Film Review: Filmmakers piece together composite docudrama with Exquisite Corpse Project


When you choose a movie, there are a variety of factors that lead to a final decision. Is it a lead actor? If so, how do you narrow it down?

Why choose Tremors instead of Mystic River? In this case, genres guide the decision, preparing us for a movie about sand worms instead of New Jersey intrigue, even if either way we’re going to end up with some sweet Kevin Bacon action.

But what if genres were meaningless? What if, as a moviegoer, you could decide to watch them all at once?

Enter The Exquisite Corpse Project, a self-described “comedy/drama/documentary/thriller/action movie/buddy picture/heist flick.” Unlikely as it sounds, what’s amazing is that, due to the film’s strange form, all of its genres coalesce into the most original movie you’re likely to see for a while.

Framed as a documentary, it follows the sketch comedy group Olde English, which formed at Bard College in the mid-2000s before relocating to Brooklyn.

After giving a little background, it jumps to director Ben Popik, who is about to move to Central America. He invites the rest of the group over, and explains the convoluted rules he has contrived: Similar to exquisite corpse, a party game where three people draw the legs, body, and head of a person, without seeing any other part, the men assembled have to write 15 pages of a script, having only seen the previous five, all of which will be strung into a movie.

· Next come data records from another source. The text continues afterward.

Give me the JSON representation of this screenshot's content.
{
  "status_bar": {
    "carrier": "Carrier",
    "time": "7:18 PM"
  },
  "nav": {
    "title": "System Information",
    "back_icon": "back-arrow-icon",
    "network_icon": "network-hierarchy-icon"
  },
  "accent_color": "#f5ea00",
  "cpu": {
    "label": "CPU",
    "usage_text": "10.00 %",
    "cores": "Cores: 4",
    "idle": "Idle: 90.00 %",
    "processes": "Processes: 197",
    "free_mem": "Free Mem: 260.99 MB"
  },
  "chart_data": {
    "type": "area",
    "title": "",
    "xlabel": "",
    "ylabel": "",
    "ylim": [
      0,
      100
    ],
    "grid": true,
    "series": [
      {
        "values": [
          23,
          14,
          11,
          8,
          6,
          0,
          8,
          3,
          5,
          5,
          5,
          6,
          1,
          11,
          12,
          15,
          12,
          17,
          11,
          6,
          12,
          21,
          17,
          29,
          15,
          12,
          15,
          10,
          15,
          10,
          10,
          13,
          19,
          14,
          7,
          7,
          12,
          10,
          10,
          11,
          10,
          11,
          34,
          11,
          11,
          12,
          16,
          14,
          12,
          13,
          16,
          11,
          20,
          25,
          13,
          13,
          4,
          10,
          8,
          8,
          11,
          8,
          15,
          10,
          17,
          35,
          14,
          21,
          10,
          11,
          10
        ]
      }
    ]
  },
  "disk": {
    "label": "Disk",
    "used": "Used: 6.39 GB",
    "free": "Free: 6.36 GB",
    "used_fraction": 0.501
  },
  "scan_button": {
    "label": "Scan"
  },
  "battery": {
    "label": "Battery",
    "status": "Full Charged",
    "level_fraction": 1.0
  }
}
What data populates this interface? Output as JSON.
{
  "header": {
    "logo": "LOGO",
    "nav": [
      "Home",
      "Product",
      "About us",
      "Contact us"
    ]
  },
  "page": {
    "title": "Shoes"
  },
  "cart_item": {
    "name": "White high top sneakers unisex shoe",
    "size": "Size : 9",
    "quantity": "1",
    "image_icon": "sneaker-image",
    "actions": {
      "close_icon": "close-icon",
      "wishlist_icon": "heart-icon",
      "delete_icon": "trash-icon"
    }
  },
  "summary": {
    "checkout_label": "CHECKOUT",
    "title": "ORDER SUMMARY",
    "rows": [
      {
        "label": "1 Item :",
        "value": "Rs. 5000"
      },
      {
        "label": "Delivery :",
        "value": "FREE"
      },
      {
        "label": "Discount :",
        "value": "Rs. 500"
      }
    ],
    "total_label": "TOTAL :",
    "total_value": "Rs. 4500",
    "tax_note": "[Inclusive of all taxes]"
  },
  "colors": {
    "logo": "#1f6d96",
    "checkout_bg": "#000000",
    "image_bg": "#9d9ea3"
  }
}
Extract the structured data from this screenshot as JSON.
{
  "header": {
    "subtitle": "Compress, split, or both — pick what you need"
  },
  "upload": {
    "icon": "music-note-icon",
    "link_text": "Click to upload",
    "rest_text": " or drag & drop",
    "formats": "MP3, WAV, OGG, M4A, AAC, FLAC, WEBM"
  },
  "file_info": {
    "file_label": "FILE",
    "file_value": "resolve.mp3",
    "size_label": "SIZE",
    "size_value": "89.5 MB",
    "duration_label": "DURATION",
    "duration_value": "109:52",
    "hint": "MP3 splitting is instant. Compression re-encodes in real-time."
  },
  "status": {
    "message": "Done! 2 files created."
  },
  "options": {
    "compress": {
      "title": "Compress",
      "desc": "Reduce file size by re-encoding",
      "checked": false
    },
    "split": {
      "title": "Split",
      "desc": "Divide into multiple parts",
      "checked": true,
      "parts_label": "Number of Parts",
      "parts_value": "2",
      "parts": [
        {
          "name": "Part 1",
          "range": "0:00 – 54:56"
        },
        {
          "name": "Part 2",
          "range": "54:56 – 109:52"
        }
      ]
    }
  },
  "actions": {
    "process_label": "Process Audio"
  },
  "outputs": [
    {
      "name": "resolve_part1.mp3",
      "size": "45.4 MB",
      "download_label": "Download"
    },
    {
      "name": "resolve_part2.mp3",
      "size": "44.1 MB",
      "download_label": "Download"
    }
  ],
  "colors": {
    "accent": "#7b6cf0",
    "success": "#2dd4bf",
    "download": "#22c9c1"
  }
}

These documentary bits, which are interspersed throughout the results of the project, provide insightful, and at times heartbreaking, glimpses into the film process. The whole thing is self-aware enough to alert the audience when the five-page mark has arrived, so that, as the movie progresses, we see how it was constructed.

To describe the plot would be impossible, given that it is designed, intentionally, to be nonsensical. What begins as a voice-over-heavy love story turns deranged, then comedic and ultimately sad over the course of its five segments.

Each writer’s style - or lack thereof - shows through, with each segment being distinct not only in plot but also tone, themes and outrageousness. Characters that begin as minor roles become crucial to the plot while others are discarded.

By necessity, it makes for something of an inconsistent movie. But that’s the point. It showcases the tensions that come with creating a work of art as a group by amplifying them. Five people can take a premise in five very different directions and it does happen.

Also of note is how the movie is being distributed. After showcasing it around the country at film festivals and audience-funded screenings, it is currently being sold for $5 on, a distributor that sends 70 percent of the profits back to the creators.